Set down each line of the records once more, precisely, and omit the pictures.

=== THE DATA ===

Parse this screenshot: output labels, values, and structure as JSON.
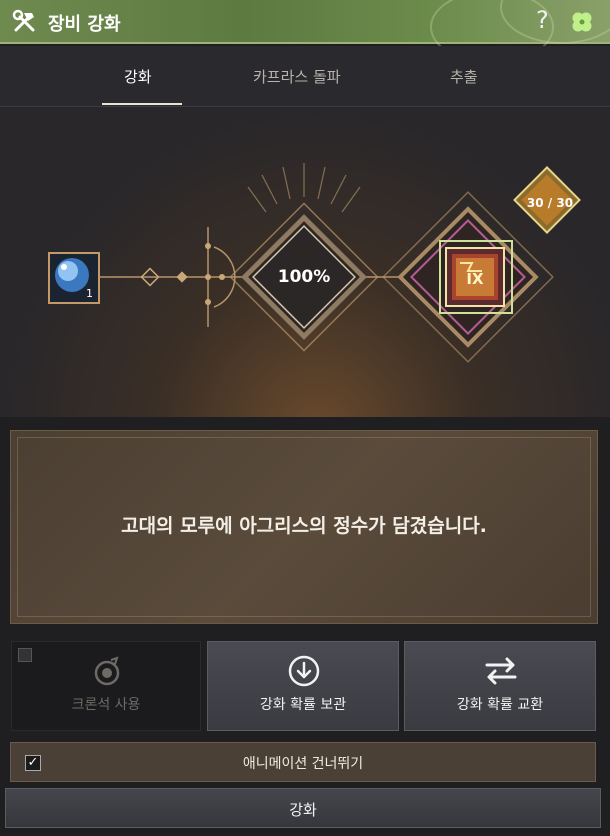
{
  "window": {
    "title": "장비 강화",
    "help_icon": "question-icon",
    "clover_icon": "clover-icon",
    "title_icon": "hammer-wrench-icon"
  },
  "tabs": [
    {
      "label": "강화",
      "active": true
    },
    {
      "label": "카프라스 돌파",
      "active": false
    },
    {
      "label": "추출",
      "active": false
    }
  ],
  "stage": {
    "success_rate": "100%",
    "material_icon": "crystal-orb-icon",
    "material_count": "1",
    "target_icon": "anvil-ix-icon",
    "target_grade": "IX",
    "essence_count": "30 / 30"
  },
  "message": "고대의 모루에 아그리스의 정수가 담겼습니다.",
  "options": {
    "chronos_label": "크론석 사용",
    "chronos_checked": false,
    "store_label": "강화 확률 보관",
    "exchange_label": "강화 확률 교환"
  },
  "skip_animation": {
    "label": "애니메이션 건너뛰기",
    "checked": true,
    "check_mark": "✓"
  },
  "enhance_button": "강화",
  "colors": {
    "title_bar": "#5d7a41",
    "accent_gold": "#d9b57a",
    "panel_brown": "#4b4036"
  }
}
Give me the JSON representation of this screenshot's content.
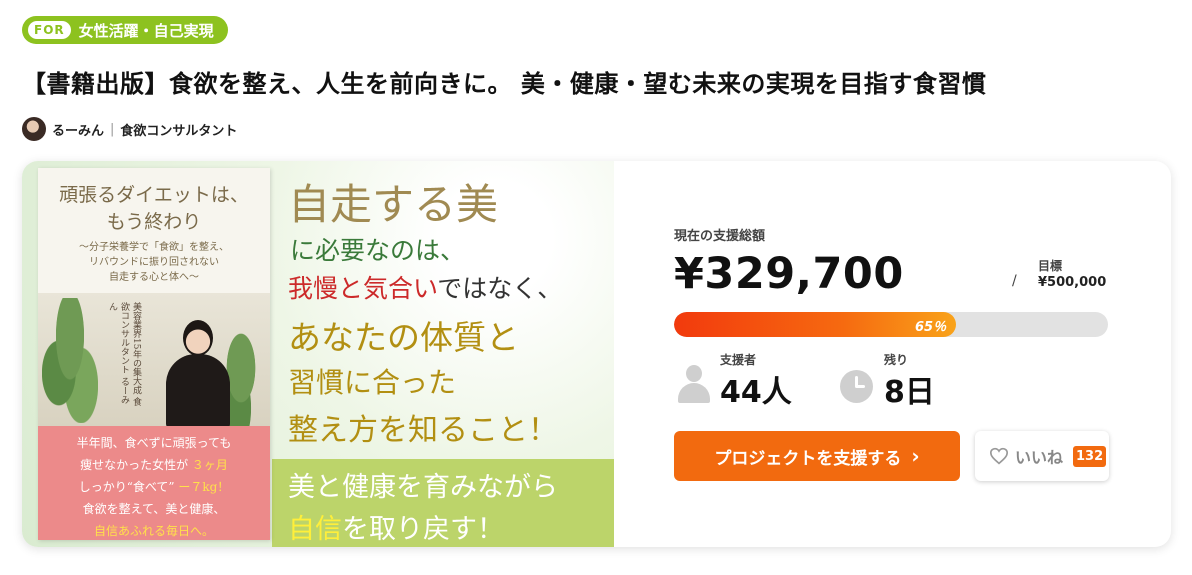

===

▶ _EXERCISE RESULT_
Parse this screenshot: output labels, values, and structure as JSON.
{
  "window": {
    "title": "장비 강화",
    "help_icon": "question-icon",
    "clover_icon": "clover-icon",
    "title_icon": "hammer-wrench-icon"
  },
  "tabs": [
    {
      "label": "강화",
      "active": true
    },
    {
      "label": "카프라스 돌파",
      "active": false
    },
    {
      "label": "추출",
      "active": false
    }
  ],
  "stage": {
    "success_rate": "100%",
    "material_icon": "crystal-orb-icon",
    "material_count": "1",
    "target_icon": "anvil-ix-icon",
    "target_grade": "IX",
    "essence_count": "30 / 30"
  },
  "message": "고대의 모루에 아그리스의 정수가 담겼습니다.",
  "options": {
    "chronos_label": "크론석 사용",
    "chronos_checked": false,
    "store_label": "강화 확률 보관",
    "exchange_label": "강화 확률 교환"
  },
  "skip_animation": {
    "label": "애니메이션 건너뛰기",
    "checked": true,
    "check_mark": "✓"
  },
  "enhance_button": "강화",
  "colors": {
    "title_bar": "#5d7a41",
    "accent_gold": "#d9b57a",
    "panel_brown": "#4b4036"
  }
}
Give me the JSON representation of this screenshot's content.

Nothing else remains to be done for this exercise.